%%
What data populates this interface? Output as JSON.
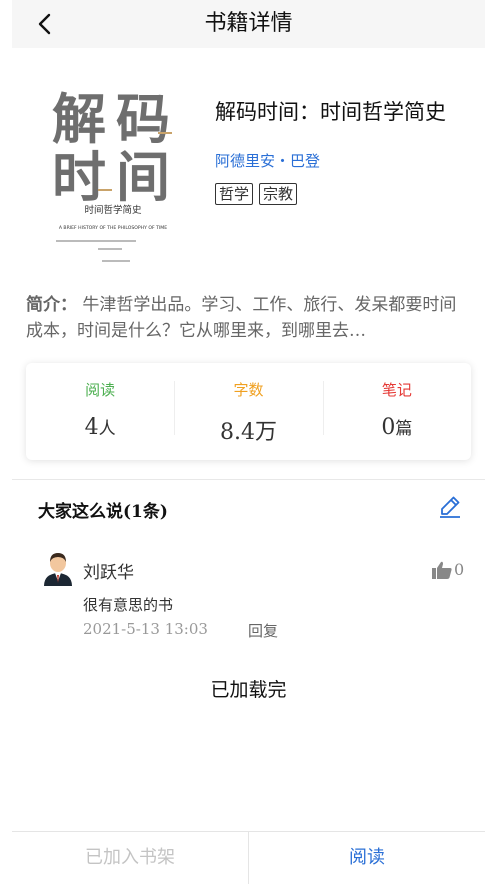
{
  "header": {
    "title": "书籍详情"
  },
  "book": {
    "title": "解码时间：时间哲学简史",
    "author": "阿德里安・巴登",
    "tags": [
      "哲学",
      "宗教"
    ],
    "cover": {
      "big_title": "解码时间",
      "cn_subtitle": "时间哲学简史",
      "en_subtitle": "A BRIEF HISTORY OF THE PHILOSOPHY OF TIME"
    },
    "intro_label": "简介：",
    "intro_text": "牛津哲学出品。学习、工作、旅行、发呆都要时间成本，时间是什么？它从哪里来，到哪里去…"
  },
  "stats": [
    {
      "label": "阅读",
      "value": "4",
      "unit": "人",
      "color": "#4caf50"
    },
    {
      "label": "字数",
      "value": "8.4万",
      "unit": "",
      "color": "#f0a020"
    },
    {
      "label": "笔记",
      "value": "0",
      "unit": "篇",
      "color": "#e53935"
    }
  ],
  "comments": {
    "title": "大家这么说(1条)",
    "items": [
      {
        "user": "刘跃华",
        "likes": "0",
        "text": "很有意思的书",
        "time": "2021-5-13  13:03",
        "reply": "回复"
      }
    ]
  },
  "loaded_text": "已加载完",
  "bottom": {
    "shelf_label": "已加入书架",
    "read_label": "阅读"
  }
}
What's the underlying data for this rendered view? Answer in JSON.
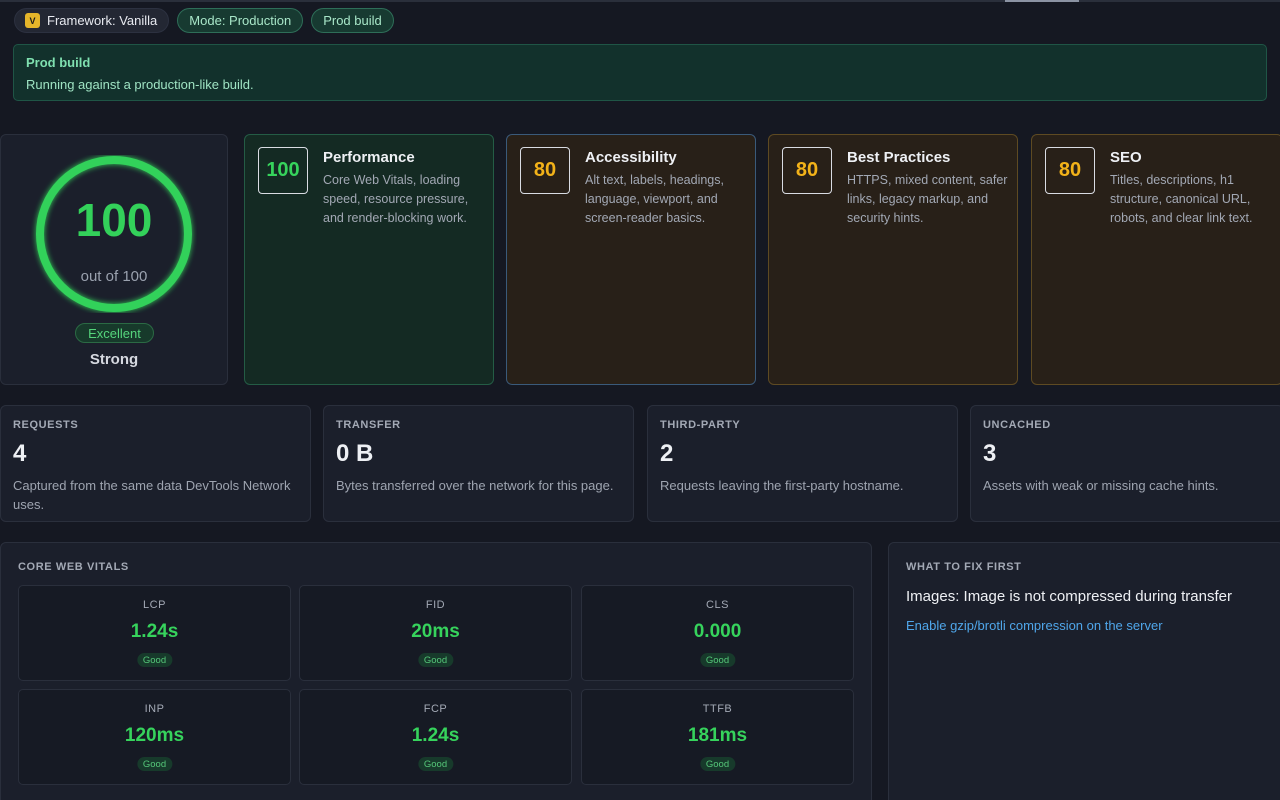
{
  "header": {
    "pills": {
      "framework_icon": "V",
      "framework": "Framework: Vanilla",
      "mode": "Mode: Production",
      "build": "Prod build"
    },
    "banner": {
      "title": "Prod build",
      "text": "Running against a production-like build."
    }
  },
  "score": {
    "value": "100",
    "out_of": "out of 100",
    "fraction": 1.0,
    "badge": "Excellent",
    "verdict": "Strong",
    "ring_color": "#33d15a"
  },
  "categories": [
    {
      "score": "100",
      "title": "Performance",
      "desc": "Core Web Vitals, loading speed, resource pressure, and render-blocking work."
    },
    {
      "score": "80",
      "title": "Accessibility",
      "desc": "Alt text, labels, headings, language, viewport, and screen-reader basics."
    },
    {
      "score": "80",
      "title": "Best Practices",
      "desc": "HTTPS, mixed content, safer links, legacy markup, and security hints."
    },
    {
      "score": "80",
      "title": "SEO",
      "desc": "Titles, descriptions, h1 structure, canonical URL, robots, and clear link text."
    }
  ],
  "stats": [
    {
      "label": "REQUESTS",
      "value": "4",
      "desc": "Captured from the same data DevTools Network uses."
    },
    {
      "label": "TRANSFER",
      "value": "0 B",
      "desc": "Bytes transferred over the network for this page."
    },
    {
      "label": "THIRD-PARTY",
      "value": "2",
      "desc": "Requests leaving the first-party hostname."
    },
    {
      "label": "UNCACHED",
      "value": "3",
      "desc": "Assets with weak or missing cache hints."
    }
  ],
  "vitals": {
    "label": "CORE WEB VITALS",
    "items": [
      {
        "name": "LCP",
        "value": "1.24s",
        "status": "Good"
      },
      {
        "name": "FID",
        "value": "20ms",
        "status": "Good"
      },
      {
        "name": "CLS",
        "value": "0.000",
        "status": "Good"
      },
      {
        "name": "INP",
        "value": "120ms",
        "status": "Good"
      },
      {
        "name": "FCP",
        "value": "1.24s",
        "status": "Good"
      },
      {
        "name": "TTFB",
        "value": "181ms",
        "status": "Good"
      }
    ]
  },
  "fix_first": {
    "label": "WHAT TO FIX FIRST",
    "title": "Images: Image is not compressed during transfer",
    "action": "Enable gzip/brotli compression on the server"
  }
}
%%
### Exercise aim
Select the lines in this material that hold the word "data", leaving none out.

### Response box
What data populates this interface? Output as JSON.
What's the underlying data for this rendered view? Answer in JSON.
      "desc": "Captured from the same data DevTools Network uses."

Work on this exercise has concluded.